Whether you have a minimal estate or a substantial estate, a Will is a useful tool that should be discussed with an estate planning attorney.
What Does a Will Do?At a basic level, a Last Will and Testament is a legally binding document that directs what of your stuff goes to whom. Depending on your particular situation, a Will can have even more useful benefits. If you have minor children then you can nominate a guardian for your minor child/ren in the unfortunate event that both parents die before the child/ren reach the age of 18. If you nominate a guardian for your child/ren in a Will, then the guardian will still have to apply to the probate court and get approved for guardianship, but a Will in conjunction with your other estate planning documents are a formalized end of life game plan.
A Will essentially marshals all the assets you had at the time of your death together into what is called your "estate." With a Will you can assign specific assets to certain people, specific monetary amounts to specific people, or generally pass along your entire estate to whoever you want.
There are certain assets that pass to your beneficiaries outside of a Will or the probate process, such as retirement accounts and jointly held assets. Retirement accounts pass to the beneficiary listed for the account. Most jointly held assets, such as joint bank accounts or real property deeded as joint tenants with right of survivorship pass automatically to the living joint owner. However, an estate plan can be structured however you want. For example, some people have all of the estate assets and retirement benefits pour over into a Trust at death.
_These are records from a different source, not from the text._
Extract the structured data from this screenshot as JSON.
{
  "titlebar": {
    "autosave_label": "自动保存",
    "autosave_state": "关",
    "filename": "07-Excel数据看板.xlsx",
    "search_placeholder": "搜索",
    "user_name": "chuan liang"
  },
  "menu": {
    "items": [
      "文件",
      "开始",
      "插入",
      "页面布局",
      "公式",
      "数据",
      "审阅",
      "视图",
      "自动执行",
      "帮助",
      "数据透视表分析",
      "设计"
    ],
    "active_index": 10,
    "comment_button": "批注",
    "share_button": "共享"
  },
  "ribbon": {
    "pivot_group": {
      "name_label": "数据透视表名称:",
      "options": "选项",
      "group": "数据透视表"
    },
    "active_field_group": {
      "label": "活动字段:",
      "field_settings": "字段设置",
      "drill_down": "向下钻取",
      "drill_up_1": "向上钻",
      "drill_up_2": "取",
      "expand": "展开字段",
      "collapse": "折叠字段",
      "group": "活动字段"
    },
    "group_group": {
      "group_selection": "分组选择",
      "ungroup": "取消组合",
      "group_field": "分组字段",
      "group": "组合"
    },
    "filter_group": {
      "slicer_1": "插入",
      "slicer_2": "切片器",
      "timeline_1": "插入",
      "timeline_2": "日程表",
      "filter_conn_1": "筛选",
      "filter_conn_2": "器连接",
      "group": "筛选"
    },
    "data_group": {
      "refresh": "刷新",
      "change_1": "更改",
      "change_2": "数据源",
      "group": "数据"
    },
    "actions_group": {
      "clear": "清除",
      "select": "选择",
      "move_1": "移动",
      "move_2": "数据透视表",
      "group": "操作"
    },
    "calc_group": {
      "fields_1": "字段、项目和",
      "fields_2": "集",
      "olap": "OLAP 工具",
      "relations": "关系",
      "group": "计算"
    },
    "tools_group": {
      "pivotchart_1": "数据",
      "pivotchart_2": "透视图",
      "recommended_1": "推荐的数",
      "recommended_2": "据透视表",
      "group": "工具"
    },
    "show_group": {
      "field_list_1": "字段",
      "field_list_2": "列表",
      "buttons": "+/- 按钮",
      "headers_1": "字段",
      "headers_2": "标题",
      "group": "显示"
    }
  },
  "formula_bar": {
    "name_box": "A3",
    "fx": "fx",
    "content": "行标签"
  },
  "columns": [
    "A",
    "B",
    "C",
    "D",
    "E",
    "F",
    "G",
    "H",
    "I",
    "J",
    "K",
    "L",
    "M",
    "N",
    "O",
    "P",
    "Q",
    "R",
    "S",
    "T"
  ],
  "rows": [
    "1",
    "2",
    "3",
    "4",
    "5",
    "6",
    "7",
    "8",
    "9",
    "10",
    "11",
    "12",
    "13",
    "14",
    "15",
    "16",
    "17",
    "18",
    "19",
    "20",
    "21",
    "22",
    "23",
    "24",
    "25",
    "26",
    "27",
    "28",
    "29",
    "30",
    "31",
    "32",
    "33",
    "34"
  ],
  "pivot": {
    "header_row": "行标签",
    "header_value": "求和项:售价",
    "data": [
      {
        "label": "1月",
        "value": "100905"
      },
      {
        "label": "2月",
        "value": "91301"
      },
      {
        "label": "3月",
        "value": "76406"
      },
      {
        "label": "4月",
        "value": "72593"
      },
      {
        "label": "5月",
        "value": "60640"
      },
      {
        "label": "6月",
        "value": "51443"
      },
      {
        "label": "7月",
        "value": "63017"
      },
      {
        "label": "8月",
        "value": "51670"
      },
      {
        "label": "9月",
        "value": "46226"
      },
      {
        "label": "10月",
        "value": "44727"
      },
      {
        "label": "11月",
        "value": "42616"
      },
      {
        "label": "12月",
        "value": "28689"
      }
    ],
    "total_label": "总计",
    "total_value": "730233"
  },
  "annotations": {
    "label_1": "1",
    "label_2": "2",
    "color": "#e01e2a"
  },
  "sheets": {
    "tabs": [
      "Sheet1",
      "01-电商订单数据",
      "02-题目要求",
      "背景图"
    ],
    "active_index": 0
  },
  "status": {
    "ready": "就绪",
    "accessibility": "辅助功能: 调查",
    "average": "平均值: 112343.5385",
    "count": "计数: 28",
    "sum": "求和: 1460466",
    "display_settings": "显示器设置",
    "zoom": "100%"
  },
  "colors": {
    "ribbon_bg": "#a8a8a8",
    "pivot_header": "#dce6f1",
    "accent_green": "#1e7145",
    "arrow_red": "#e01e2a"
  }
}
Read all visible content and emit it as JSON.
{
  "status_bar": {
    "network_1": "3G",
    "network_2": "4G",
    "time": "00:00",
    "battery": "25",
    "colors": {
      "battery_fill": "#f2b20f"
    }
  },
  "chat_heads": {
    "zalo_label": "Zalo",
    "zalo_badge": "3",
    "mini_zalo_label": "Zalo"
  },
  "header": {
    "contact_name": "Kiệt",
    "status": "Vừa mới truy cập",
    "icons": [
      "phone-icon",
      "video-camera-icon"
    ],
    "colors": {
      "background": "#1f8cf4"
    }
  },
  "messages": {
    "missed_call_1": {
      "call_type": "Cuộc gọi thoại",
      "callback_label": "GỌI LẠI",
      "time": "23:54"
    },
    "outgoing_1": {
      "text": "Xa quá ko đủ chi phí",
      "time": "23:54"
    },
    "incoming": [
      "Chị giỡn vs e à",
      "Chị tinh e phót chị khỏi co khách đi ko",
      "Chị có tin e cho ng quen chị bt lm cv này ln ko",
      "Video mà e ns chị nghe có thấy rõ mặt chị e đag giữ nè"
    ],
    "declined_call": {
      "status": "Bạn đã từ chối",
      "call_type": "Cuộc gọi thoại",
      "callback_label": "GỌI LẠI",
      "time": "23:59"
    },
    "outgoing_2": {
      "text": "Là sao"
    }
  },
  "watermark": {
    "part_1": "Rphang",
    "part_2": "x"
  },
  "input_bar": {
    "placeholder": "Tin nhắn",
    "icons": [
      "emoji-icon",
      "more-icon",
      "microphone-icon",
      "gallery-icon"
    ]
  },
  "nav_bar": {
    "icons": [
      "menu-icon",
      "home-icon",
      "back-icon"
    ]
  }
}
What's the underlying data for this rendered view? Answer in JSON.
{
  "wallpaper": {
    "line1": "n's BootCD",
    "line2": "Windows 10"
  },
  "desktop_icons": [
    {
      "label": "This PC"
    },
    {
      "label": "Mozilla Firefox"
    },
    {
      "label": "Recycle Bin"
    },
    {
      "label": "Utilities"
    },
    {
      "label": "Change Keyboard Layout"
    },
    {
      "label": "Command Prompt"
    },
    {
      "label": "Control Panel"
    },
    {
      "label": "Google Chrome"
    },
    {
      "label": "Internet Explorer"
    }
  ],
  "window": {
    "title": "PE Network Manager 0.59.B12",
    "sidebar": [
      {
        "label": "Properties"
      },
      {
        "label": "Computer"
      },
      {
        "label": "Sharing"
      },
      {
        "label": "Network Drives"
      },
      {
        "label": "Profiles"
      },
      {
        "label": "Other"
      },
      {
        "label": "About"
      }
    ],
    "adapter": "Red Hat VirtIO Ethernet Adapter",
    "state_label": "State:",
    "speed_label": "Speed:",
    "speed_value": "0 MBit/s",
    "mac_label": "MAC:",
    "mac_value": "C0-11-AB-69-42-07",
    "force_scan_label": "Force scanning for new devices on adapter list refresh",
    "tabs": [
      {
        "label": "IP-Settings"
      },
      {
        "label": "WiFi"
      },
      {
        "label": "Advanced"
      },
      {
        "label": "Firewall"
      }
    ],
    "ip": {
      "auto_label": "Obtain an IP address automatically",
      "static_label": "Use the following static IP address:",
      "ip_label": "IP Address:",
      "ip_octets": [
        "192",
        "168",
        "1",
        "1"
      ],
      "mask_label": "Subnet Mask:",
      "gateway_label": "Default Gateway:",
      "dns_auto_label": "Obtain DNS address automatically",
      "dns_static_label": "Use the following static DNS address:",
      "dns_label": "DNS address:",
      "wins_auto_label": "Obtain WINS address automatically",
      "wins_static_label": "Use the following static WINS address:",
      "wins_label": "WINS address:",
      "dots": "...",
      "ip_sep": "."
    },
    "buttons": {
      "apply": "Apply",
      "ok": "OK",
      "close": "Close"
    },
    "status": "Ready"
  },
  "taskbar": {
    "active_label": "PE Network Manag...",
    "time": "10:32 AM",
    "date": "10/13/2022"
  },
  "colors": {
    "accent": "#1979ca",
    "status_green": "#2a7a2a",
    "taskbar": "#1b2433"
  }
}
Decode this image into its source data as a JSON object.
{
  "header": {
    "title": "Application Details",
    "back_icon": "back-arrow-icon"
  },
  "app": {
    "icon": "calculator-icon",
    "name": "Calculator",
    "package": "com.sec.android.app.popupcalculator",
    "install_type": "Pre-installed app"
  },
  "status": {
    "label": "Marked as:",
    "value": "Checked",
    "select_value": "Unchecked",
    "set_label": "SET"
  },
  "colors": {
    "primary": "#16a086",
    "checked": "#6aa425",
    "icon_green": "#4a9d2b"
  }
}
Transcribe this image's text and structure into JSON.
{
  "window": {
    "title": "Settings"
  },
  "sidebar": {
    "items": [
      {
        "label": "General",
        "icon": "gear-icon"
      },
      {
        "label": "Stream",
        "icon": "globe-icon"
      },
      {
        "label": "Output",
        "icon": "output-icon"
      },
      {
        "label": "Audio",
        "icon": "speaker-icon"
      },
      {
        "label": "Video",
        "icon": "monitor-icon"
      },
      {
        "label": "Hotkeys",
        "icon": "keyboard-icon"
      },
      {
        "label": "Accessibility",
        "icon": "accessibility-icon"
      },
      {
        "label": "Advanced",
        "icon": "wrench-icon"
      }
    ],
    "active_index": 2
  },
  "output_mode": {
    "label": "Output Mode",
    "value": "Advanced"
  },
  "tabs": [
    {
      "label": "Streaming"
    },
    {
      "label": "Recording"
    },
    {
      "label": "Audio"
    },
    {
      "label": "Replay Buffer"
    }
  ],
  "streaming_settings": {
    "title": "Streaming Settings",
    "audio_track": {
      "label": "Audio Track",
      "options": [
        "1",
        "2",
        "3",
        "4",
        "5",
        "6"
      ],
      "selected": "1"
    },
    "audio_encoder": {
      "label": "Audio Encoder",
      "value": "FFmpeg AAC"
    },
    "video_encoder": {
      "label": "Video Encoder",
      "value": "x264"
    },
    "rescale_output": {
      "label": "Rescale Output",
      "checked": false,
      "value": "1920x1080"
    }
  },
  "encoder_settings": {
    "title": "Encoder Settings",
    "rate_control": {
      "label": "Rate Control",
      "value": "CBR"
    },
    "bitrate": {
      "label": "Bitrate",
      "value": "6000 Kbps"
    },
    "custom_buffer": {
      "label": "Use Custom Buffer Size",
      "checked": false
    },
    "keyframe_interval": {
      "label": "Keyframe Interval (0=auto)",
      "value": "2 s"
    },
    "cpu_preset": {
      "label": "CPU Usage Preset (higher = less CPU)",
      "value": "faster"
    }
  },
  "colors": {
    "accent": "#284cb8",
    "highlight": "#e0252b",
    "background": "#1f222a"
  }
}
Then the Trust can distribute those assets for the most part however you want.